Activity
Read the listing below. Then repeat it exactly.

Study material
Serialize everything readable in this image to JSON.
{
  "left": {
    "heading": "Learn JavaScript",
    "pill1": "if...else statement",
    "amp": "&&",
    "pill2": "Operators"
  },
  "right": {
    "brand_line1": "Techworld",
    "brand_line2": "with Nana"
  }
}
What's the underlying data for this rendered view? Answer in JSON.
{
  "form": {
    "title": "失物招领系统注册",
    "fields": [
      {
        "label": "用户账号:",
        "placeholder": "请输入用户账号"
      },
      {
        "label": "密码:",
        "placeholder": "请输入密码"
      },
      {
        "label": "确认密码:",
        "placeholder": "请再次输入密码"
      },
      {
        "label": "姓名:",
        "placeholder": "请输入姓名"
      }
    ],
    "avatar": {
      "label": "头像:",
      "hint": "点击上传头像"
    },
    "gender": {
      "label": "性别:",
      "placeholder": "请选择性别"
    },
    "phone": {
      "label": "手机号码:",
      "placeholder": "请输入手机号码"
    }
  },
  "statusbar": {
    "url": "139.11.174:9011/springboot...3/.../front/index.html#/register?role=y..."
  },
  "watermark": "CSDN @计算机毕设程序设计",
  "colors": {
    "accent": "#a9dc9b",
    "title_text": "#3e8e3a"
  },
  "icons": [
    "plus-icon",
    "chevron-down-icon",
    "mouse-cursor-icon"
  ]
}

Result of this task
Serialize everything readable in this image to JSON.
{
  "left": {
    "heading": "Learn JavaScript",
    "pill1": "if...else statement",
    "amp": "&&",
    "pill2": "Operators"
  },
  "right": {
    "brand_line1": "Techworld",
    "brand_line2": "with Nana"
  }
}
What's the underlying data for this rendered view? Answer in JSON.
{
  "form": {
    "title": "失物招领系统注册",
    "fields": [
      {
        "label": "用户账号:",
        "placeholder": "请输入用户账号"
      },
      {
        "label": "密码:",
        "placeholder": "请输入密码"
      },
      {
        "label": "确认密码:",
        "placeholder": "请再次输入密码"
      },
      {
        "label": "姓名:",
        "placeholder": "请输入姓名"
      }
    ],
    "avatar": {
      "label": "头像:",
      "hint": "点击上传头像"
    },
    "gender": {
      "label": "性别:",
      "placeholder": "请选择性别"
    },
    "phone": {
      "label": "手机号码:",
      "placeholder": "请输入手机号码"
    }
  },
  "statusbar": {
    "url": "139.11.174:9011/springboot...3/.../front/index.html#/register?role=y..."
  },
  "watermark": "CSDN @计算机毕设程序设计",
  "colors": {
    "accent": "#a9dc9b",
    "title_text": "#3e8e3a"
  },
  "icons": [
    "plus-icon",
    "chevron-down-icon",
    "mouse-cursor-icon"
  ]
}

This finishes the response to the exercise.